MID is continuing a 2018 lawsuit against the Bay-Delta Plan, with the board's authority over water rights a central focus in the legal arguments.

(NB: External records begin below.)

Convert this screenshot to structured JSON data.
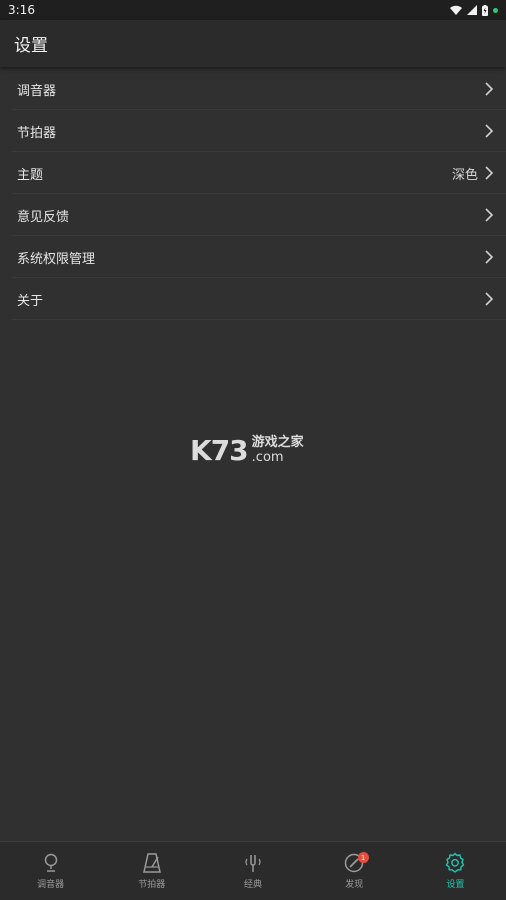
{
  "status_bar": {
    "time": "3:16"
  },
  "header": {
    "title": "设置"
  },
  "settings": {
    "items": [
      {
        "label": "调音器",
        "value": ""
      },
      {
        "label": "节拍器",
        "value": ""
      },
      {
        "label": "主题",
        "value": "深色"
      },
      {
        "label": "意见反馈",
        "value": ""
      },
      {
        "label": "系统权限管理",
        "value": ""
      },
      {
        "label": "关于",
        "value": ""
      }
    ]
  },
  "watermark": {
    "brand": "K73",
    "cn": "游戏之家",
    "domain": ".com"
  },
  "bottom_nav": {
    "items": [
      {
        "label": "调音器",
        "icon": "tuner-icon"
      },
      {
        "label": "节拍器",
        "icon": "metronome-icon"
      },
      {
        "label": "经典",
        "icon": "tuning-fork-icon"
      },
      {
        "label": "发现",
        "icon": "compass-icon",
        "badge": "1"
      },
      {
        "label": "设置",
        "icon": "gear-icon",
        "active": true
      }
    ]
  },
  "colors": {
    "accent": "#1ec8b4",
    "badge": "#e74c3c",
    "background": "#303030"
  }
}
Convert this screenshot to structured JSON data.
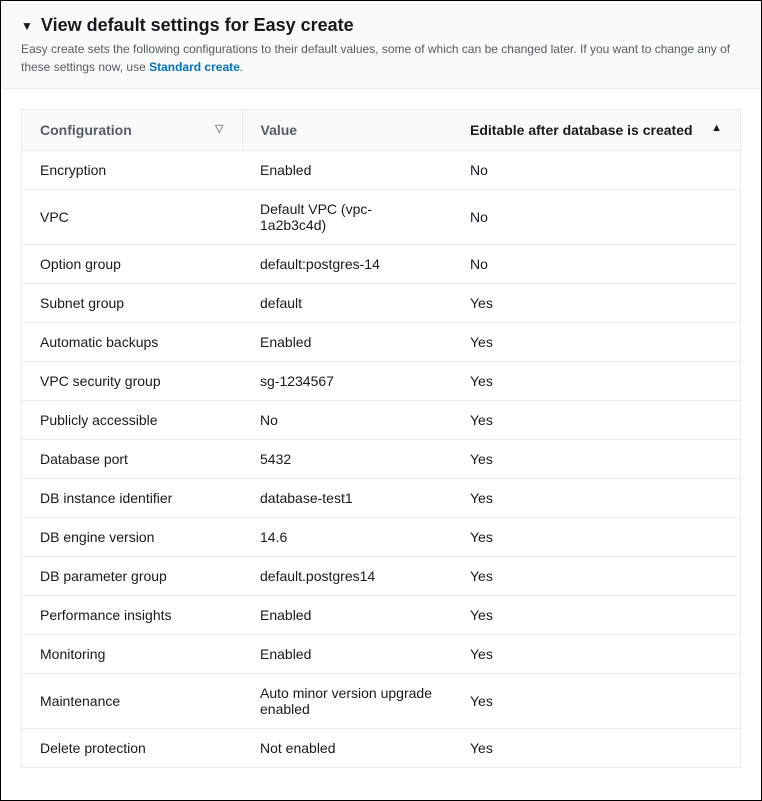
{
  "header": {
    "title": "View default settings for Easy create",
    "description": "Easy create sets the following configurations to their default values, some of which can be changed later. If you want to change any of these settings now, use ",
    "link_text": "Standard create",
    "period": "."
  },
  "table": {
    "columns": {
      "config": "Configuration",
      "value": "Value",
      "editable": "Editable after database is created"
    },
    "rows": [
      {
        "config": "Encryption",
        "value": "Enabled",
        "editable": "No"
      },
      {
        "config": "VPC",
        "value": "Default VPC (vpc-1a2b3c4d)",
        "editable": "No"
      },
      {
        "config": "Option group",
        "value": "default:postgres-14",
        "editable": "No"
      },
      {
        "config": "Subnet group",
        "value": "default",
        "editable": "Yes"
      },
      {
        "config": "Automatic backups",
        "value": "Enabled",
        "editable": "Yes"
      },
      {
        "config": "VPC security group",
        "value": "sg-1234567",
        "editable": "Yes"
      },
      {
        "config": "Publicly accessible",
        "value": "No",
        "editable": "Yes"
      },
      {
        "config": "Database port",
        "value": "5432",
        "editable": "Yes"
      },
      {
        "config": "DB instance identifier",
        "value": "database-test1",
        "editable": "Yes"
      },
      {
        "config": "DB engine version",
        "value": "14.6",
        "editable": "Yes"
      },
      {
        "config": "DB parameter group",
        "value": "default.postgres14",
        "editable": "Yes"
      },
      {
        "config": "Performance insights",
        "value": "Enabled",
        "editable": "Yes"
      },
      {
        "config": "Monitoring",
        "value": "Enabled",
        "editable": "Yes"
      },
      {
        "config": "Maintenance",
        "value": "Auto minor version upgrade enabled",
        "editable": "Yes"
      },
      {
        "config": "Delete protection",
        "value": "Not enabled",
        "editable": "Yes"
      }
    ]
  }
}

Environmental groups praised the board and administration for moving forward on the plan. They pushed for emergency actions to implement unimpaired flows next year, rather than the proposed 2023 timeline.